Chizen: I don't know. That's the kind of stuff that is to be determined. My belief is the more the solution is complex, the more complex, the more that the channel can add value to [it]. Another example, [is] we have the LiveCycle server product out which helps with mission-critical document workflow. [Macromedia has] Flex, which allows you to do rich information off an enterprise system. You could imagine us coming with a solution that helps enterprises with all types of information -- whether it's an intelligent document or whether it needs to be expressed in rich interactive client. Once again, if we're able to define such a solution, hopefully we can do it in such a way that the channel can add value to it.

CRN: How much overlap is there between the two companies channels today?

Chizen: Quite frankly, I don't know enough about their channel. Nor can I learn enough about their channel before we close the deal [to comment]. My guess is that they're pretty similar, but it's nothing more than a guess. You know, some other solutions [that are appropriate]. We have video-editing and video-enhancement solutions, Premiere and After Effects, and now they have the Flash video player. So, there may be ways for us to optimize our solution around the Flash video player and take advantage of some of the streaming partnerships they've put together, Akamai and others. And could that be a channel offering? You know, I wish I could be more specific. All I can do is give you is conceptually what's possible.

CRN: Clearly, a high-end channel play?

Chizen: Yes, I'm thinking VAR, [for] the regular shrink-wrapped product [and] the fact that they have such a strong Web offering. We have a strong print offering. Are there different combinations that will make sense there? I don't know. Many, certainly, of your readers I suspect currently distribute both sets of products from our companies. Doing business with one vendor is probably a good thing.

CRN: What can you say in terms of the customer set, corporate vs. creative?

Chizen: If you look at it this way, Adobe, right now, is one-third creative, about one-third what I would call hobbyist and then about one-third intelligent document. If I think about what they add to that, they'll certainly add to the creative professional but they will also add to the enterprise and they also have a big mobility play, which is more of an OEM play.

CRN: What is your mobility play?

Chizen: Our mobility play is our existing tools allow you to optimize the content for mobile devices. And then we provide the free Adobe reader to some of the cell-phone manufacturers to make it easier to consume and interact with that data. They have Flash Lite, which they actually sell to many OEMs that then embed it in a number of different cell phones. The question becomes how do we take advantage of that moving forward? And again, it's too early for me to talk about specifics.

CRN: What can you tell me about how this germ of an idea started?

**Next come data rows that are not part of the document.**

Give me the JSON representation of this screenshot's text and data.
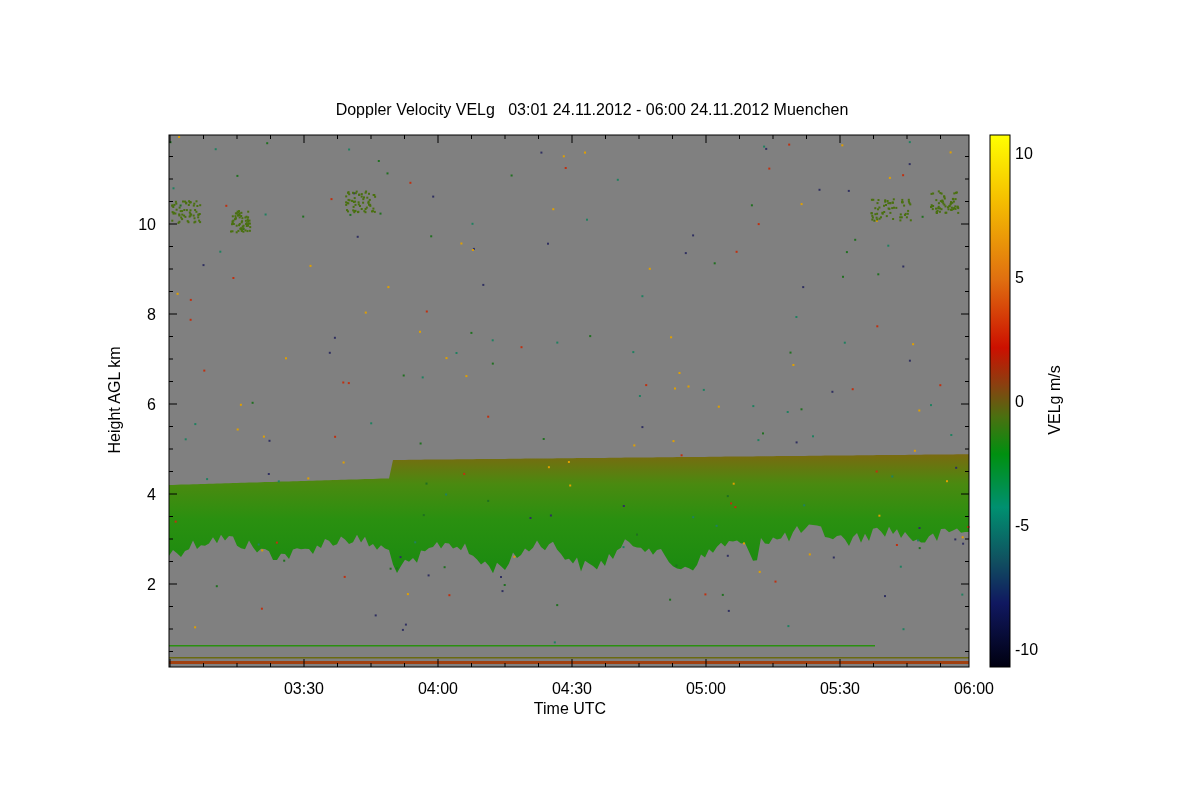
{
  "title": "Doppler Velocity VELg   03:01 24.11.2012 - 06:00 24.11.2012 Muenchen",
  "x_axis": {
    "label": "Time UTC",
    "ticks": [
      "03:30",
      "04:00",
      "04:30",
      "05:00",
      "05:30",
      "06:00"
    ]
  },
  "y_axis": {
    "label": "Height AGL km",
    "ticks": [
      "10",
      "8",
      "6",
      "4",
      "2"
    ]
  },
  "colorbar": {
    "label": "VELg m/s",
    "ticks": [
      "10",
      "5",
      "0",
      "-5",
      "-10"
    ]
  }
}
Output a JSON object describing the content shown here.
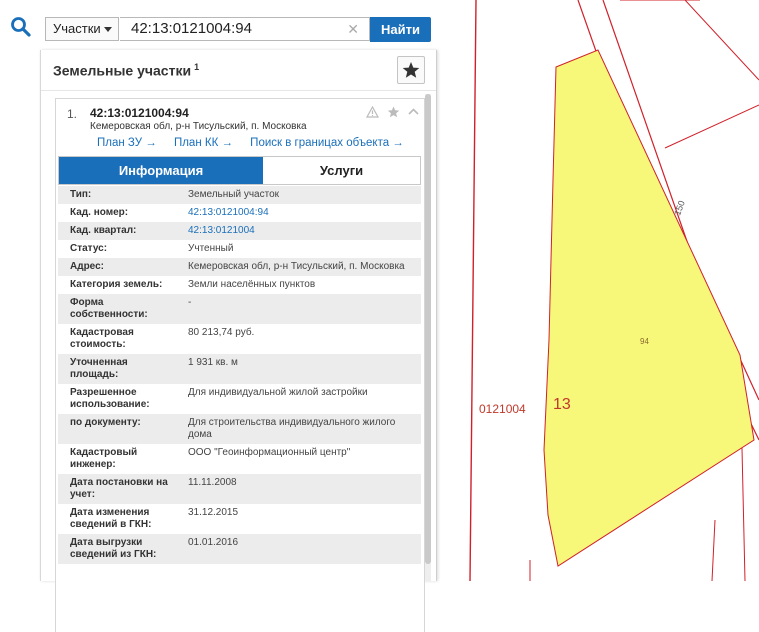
{
  "search": {
    "type_label": "Участки",
    "query": "42:13:0121004:94",
    "submit_label": "Найти"
  },
  "panel": {
    "title": "Земельные участки",
    "count": "1"
  },
  "result": {
    "index": "1.",
    "cadastral_number": "42:13:0121004:94",
    "address": "Кемеровская обл, р-н Тисульский, п. Московка",
    "links": [
      {
        "label": "План ЗУ →"
      },
      {
        "label": "План КК →"
      },
      {
        "label": "Поиск в границах объекта →"
      }
    ],
    "tabs": [
      {
        "label": "Информация",
        "active": true
      },
      {
        "label": "Услуги",
        "active": false
      }
    ],
    "fields": [
      {
        "key": "Тип:",
        "value": "Земельный участок",
        "link": false
      },
      {
        "key": "Кад. номер:",
        "value": "42:13:0121004:94",
        "link": true
      },
      {
        "key": "Кад. квартал:",
        "value": "42:13:0121004",
        "link": true
      },
      {
        "key": "Статус:",
        "value": "Учтенный",
        "link": false
      },
      {
        "key": "Адрес:",
        "value": "Кемеровская обл, р-н Тисульский, п. Московка",
        "link": false
      },
      {
        "key": "Категория земель:",
        "value": "Земли населённых пунктов",
        "link": false
      },
      {
        "key": "Форма собственности:",
        "value": "-",
        "link": false
      },
      {
        "key": "Кадастровая стоимость:",
        "value": "80 213,74 руб.",
        "link": false
      },
      {
        "key": "Уточненная площадь:",
        "value": "1 931 кв. м",
        "link": false
      },
      {
        "key": "Разрешенное использование:",
        "value": "Для индивидуальной жилой застройки",
        "link": false
      },
      {
        "key": "по документу:",
        "value": "Для строительства индивидуального жилого дома",
        "link": false
      },
      {
        "key": "Кадастровый инженер:",
        "value": "ООО \"Геоинформационный центр\"",
        "link": false
      },
      {
        "key": "Дата постановки на учет:",
        "value": "11.11.2008",
        "link": false
      },
      {
        "key": "Дата изменения сведений в ГКН:",
        "value": "31.12.2015",
        "link": false
      },
      {
        "key": "Дата выгрузки сведений из ГКН:",
        "value": "01.01.2016",
        "link": false
      }
    ]
  },
  "map": {
    "quarter_label": "0121004",
    "block_label": "13",
    "parcel_label": "94",
    "road_label": "150",
    "parcel_fill": "#f7f77a",
    "boundary_color": "#d0212a"
  },
  "colors": {
    "accent": "#1a6fba"
  },
  "icons": [
    "search-icon",
    "chevron-down-icon",
    "clear-icon",
    "star-icon",
    "warning-icon",
    "collapse-icon"
  ]
}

Chizen: I don't know if you remember, but back in 2000, both companies were suing each other over patent infringement. After 9/11, I got a call from [Macromedia Chairman] Rob Burgess, who was then CEO of Macromedia, who said, "Gee, the world has changed, do we really want to be fighting with one another? It sees kind of trivial, given the other disasters going on around us." And I ended up getting together with Rob. We didn't settle as quickly as we would have liked, but we eventually settled. And then I stayed in touch with him, and we have had casual conversations since then. The thing that we both realized, we had a very similar vision and we also had strategies, different tactics, but very parallel. They were leveraging Flash as a technology platform, we were leveraging PDF and the Reader as our technology platform. And, we said, a combination might make sense at some point in time. But we were busy focused getting our enterprise business up and running, and they were focused on getting their new initiatives up and running. Recently, they've been showing a great deal of momentum in their business, we've been having a great deal of momentum in our business. And we thought that this would be a good opportunity to really revisit getting together.